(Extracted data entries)
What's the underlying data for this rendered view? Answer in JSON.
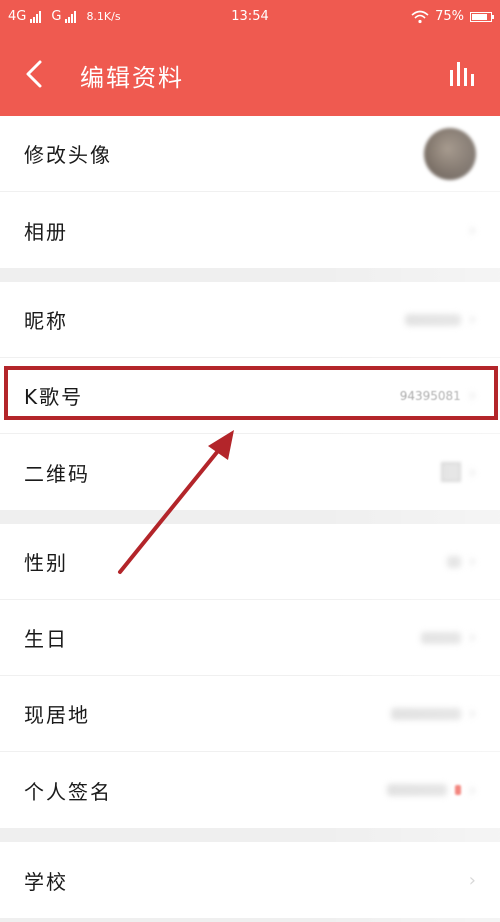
{
  "status_bar": {
    "network1": "4G",
    "network2": "G",
    "speed": "8.1K/s",
    "time": "13:54",
    "battery": "75%"
  },
  "header": {
    "title": "编辑资料",
    "back_icon": "chevron-left-icon",
    "stats_icon": "bar-chart-icon"
  },
  "profile": {
    "avatar_label": "修改头像",
    "album_label": "相册",
    "nickname_label": "昵称",
    "kge_id_label": "K歌号",
    "kge_id_value": "94395081",
    "qrcode_label": "二维码",
    "gender_label": "性别",
    "birthday_label": "生日",
    "location_label": "现居地",
    "signature_label": "个人签名",
    "school_label": "学校"
  },
  "colors": {
    "header_bg": "#ef5a50",
    "annotation": "#b3252a"
  }
}
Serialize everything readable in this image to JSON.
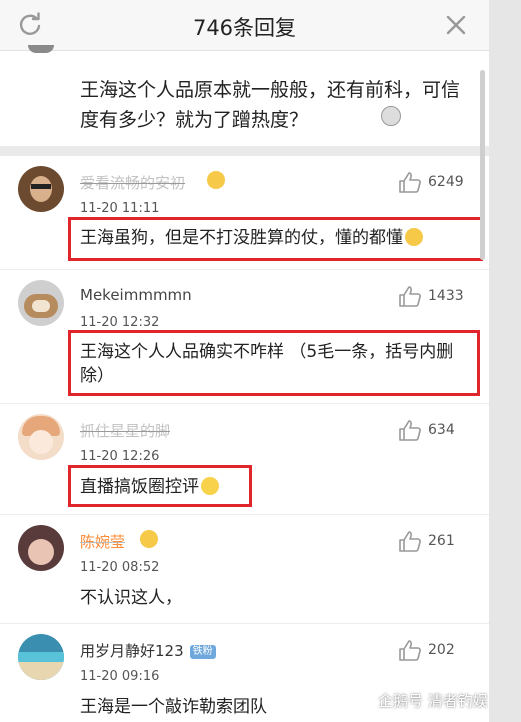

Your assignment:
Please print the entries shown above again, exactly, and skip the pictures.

Reply to the task:
What's the underlying data for this rendered view? Answer in JSON.
{
  "status_bar": {
    "network1": "4G",
    "network2": "G",
    "speed": "8.1K/s",
    "time": "13:54",
    "battery": "75%"
  },
  "header": {
    "title": "编辑资料",
    "back_icon": "chevron-left-icon",
    "stats_icon": "bar-chart-icon"
  },
  "profile": {
    "avatar_label": "修改头像",
    "album_label": "相册",
    "nickname_label": "昵称",
    "kge_id_label": "K歌号",
    "kge_id_value": "94395081",
    "qrcode_label": "二维码",
    "gender_label": "性别",
    "birthday_label": "生日",
    "location_label": "现居地",
    "signature_label": "个人签名",
    "school_label": "学校"
  },
  "colors": {
    "header_bg": "#ef5a50",
    "annotation": "#b3252a"
  }
}
Serialize everything readable in this image to JSON.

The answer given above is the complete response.